- **DATA LISTING**
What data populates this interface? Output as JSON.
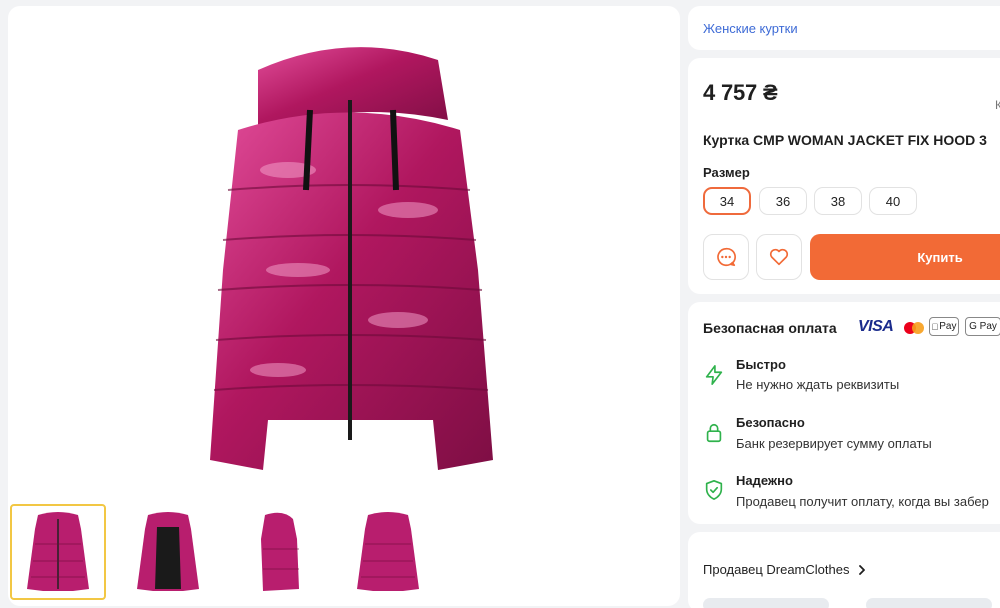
{
  "breadcrumb": {
    "category": "Женские куртки"
  },
  "product": {
    "price": "4 757 ₴",
    "corner_mark": "К",
    "title": "Куртка CMP WOMAN JACKET FIX HOOD 3",
    "size_label": "Размер",
    "sizes": [
      "34",
      "36",
      "38",
      "40"
    ],
    "selected_size": "34",
    "buy_label": "Купить"
  },
  "payment": {
    "title": "Безопасная оплата",
    "logos": {
      "visa": "VISA",
      "applepay": "Pay",
      "gpay": "G Pay"
    },
    "features": [
      {
        "title": "Быстро",
        "text": "Не нужно ждать реквизиты",
        "icon": "lightning-icon"
      },
      {
        "title": "Безопасно",
        "text": "Банк резервирует сумму оплаты",
        "icon": "lock-icon"
      },
      {
        "title": "Надежно",
        "text": "Продавец получит оплату, когда вы забер",
        "icon": "shield-check-icon"
      }
    ]
  },
  "seller": {
    "label": "Продавец DreamClothes"
  },
  "colors": {
    "accent": "#f26a36",
    "link": "#3e6bd6",
    "success": "#2fb24c",
    "jacket": "#b81e6e"
  }
}
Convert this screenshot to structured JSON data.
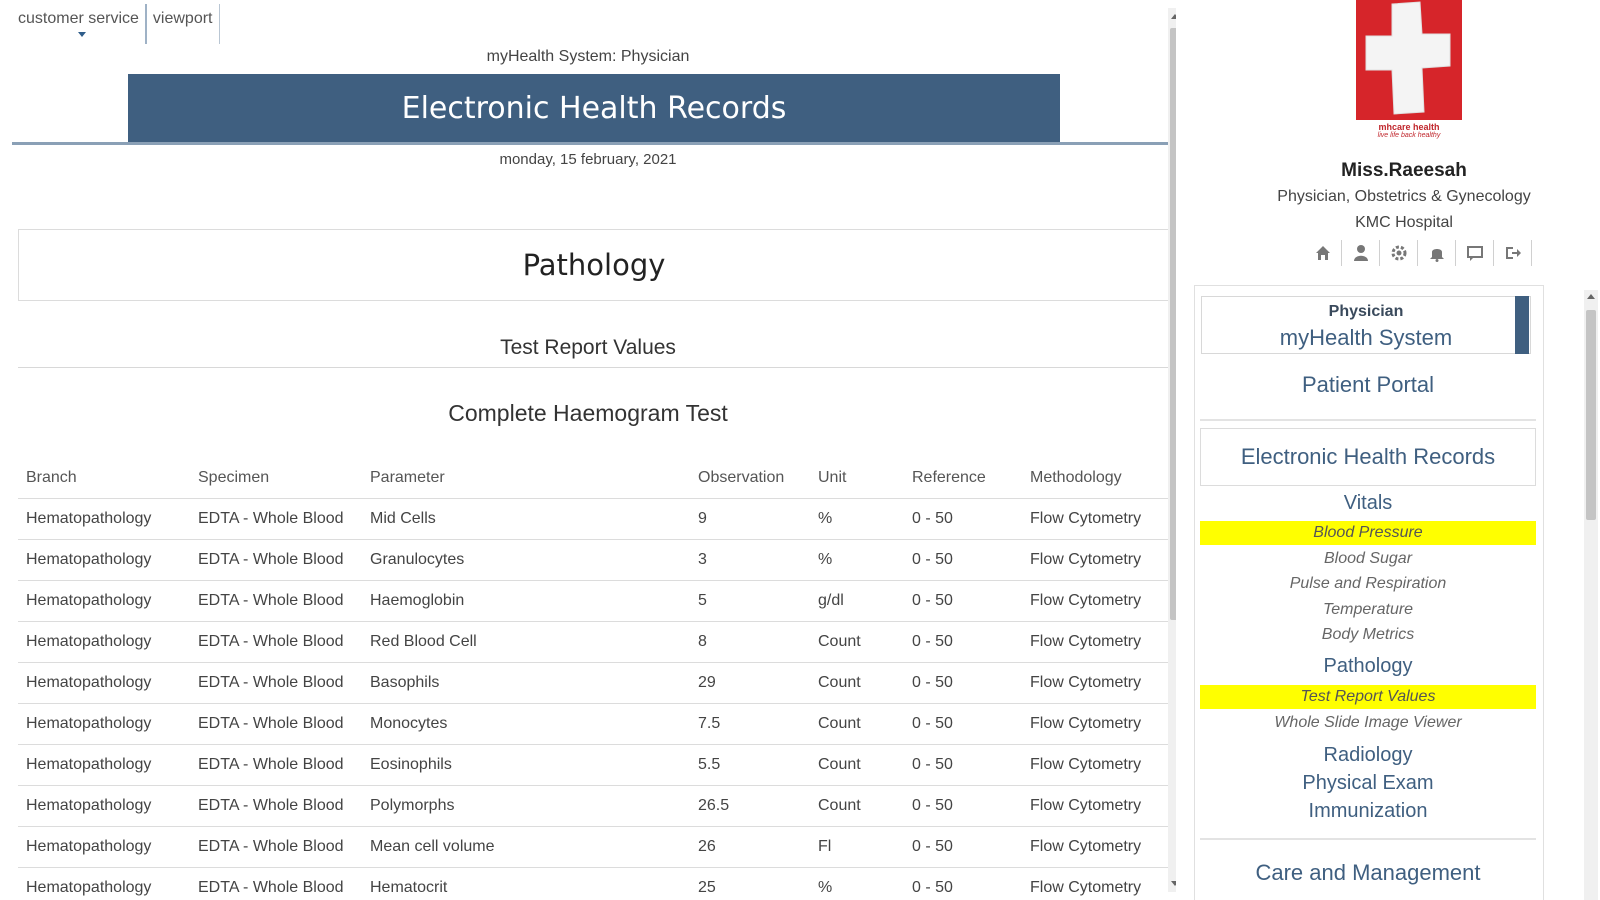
{
  "top_tabs": [
    "customer service",
    "viewport"
  ],
  "header": {
    "system": "myHealth System: Physician",
    "banner": "Electronic Health Records",
    "date": "monday, 15 february, 2021"
  },
  "section_title": "Pathology",
  "subsection_title": "Test Report Values",
  "test_title": "Complete Haemogram Test",
  "table": {
    "columns": [
      "Branch",
      "Specimen",
      "Parameter",
      "Observation",
      "Unit",
      "Reference",
      "Methodology"
    ],
    "rows": [
      [
        "Hematopathology",
        "EDTA - Whole Blood",
        "Mid Cells",
        "9",
        "%",
        "0 - 50",
        "Flow Cytometry"
      ],
      [
        "Hematopathology",
        "EDTA - Whole Blood",
        "Granulocytes",
        "3",
        "%",
        "0 - 50",
        "Flow Cytometry"
      ],
      [
        "Hematopathology",
        "EDTA - Whole Blood",
        "Haemoglobin",
        "5",
        "g/dl",
        "0 - 50",
        "Flow Cytometry"
      ],
      [
        "Hematopathology",
        "EDTA - Whole Blood",
        "Red Blood Cell",
        "8",
        "Count",
        "0 - 50",
        "Flow Cytometry"
      ],
      [
        "Hematopathology",
        "EDTA - Whole Blood",
        "Basophils",
        "29",
        "Count",
        "0 - 50",
        "Flow Cytometry"
      ],
      [
        "Hematopathology",
        "EDTA - Whole Blood",
        "Monocytes",
        "7.5",
        "Count",
        "0 - 50",
        "Flow Cytometry"
      ],
      [
        "Hematopathology",
        "EDTA - Whole Blood",
        "Eosinophils",
        "5.5",
        "Count",
        "0 - 50",
        "Flow Cytometry"
      ],
      [
        "Hematopathology",
        "EDTA - Whole Blood",
        "Polymorphs",
        "26.5",
        "Count",
        "0 - 50",
        "Flow Cytometry"
      ],
      [
        "Hematopathology",
        "EDTA - Whole Blood",
        "Mean cell volume",
        "26",
        "Fl",
        "0 - 50",
        "Flow Cytometry"
      ],
      [
        "Hematopathology",
        "EDTA - Whole Blood",
        "Hematocrit",
        "25",
        "%",
        "0 - 50",
        "Flow Cytometry"
      ]
    ]
  },
  "sidebar": {
    "logo_text": "mhcare health",
    "logo_tagline": "live life back healthy",
    "user_name": "Miss.Raeesah",
    "user_role": "Physician, Obstetrics & Gynecology",
    "user_org": "KMC Hospital",
    "icons": [
      "home-icon",
      "user-icon",
      "gear-icon",
      "bell-icon",
      "message-icon",
      "logout-icon"
    ],
    "nav_role": "Physician",
    "nav_system": "myHealth System",
    "patient_portal": "Patient Portal",
    "ehr": "Electronic Health Records",
    "vitals": "Vitals",
    "vitals_items": [
      "Blood Pressure",
      "Blood Sugar",
      "Pulse and Respiration",
      "Temperature",
      "Body Metrics"
    ],
    "pathology": "Pathology",
    "pathology_items": [
      "Test Report Values",
      "Whole Slide Image Viewer"
    ],
    "radiology": "Radiology",
    "physical_exam": "Physical Exam",
    "immunization": "Immunization",
    "care": "Care and Management"
  },
  "colors": {
    "banner": "#3f5f80",
    "highlight": "#ffff00",
    "logo_red": "#d6252a"
  }
}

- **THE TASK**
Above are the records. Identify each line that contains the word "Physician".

- **YOUR SOLUTION**
    "system": "myHealth System: Physician",
    "user_role": "Physician, Obstetrics & Gynecology",
    "nav_role": "Physician",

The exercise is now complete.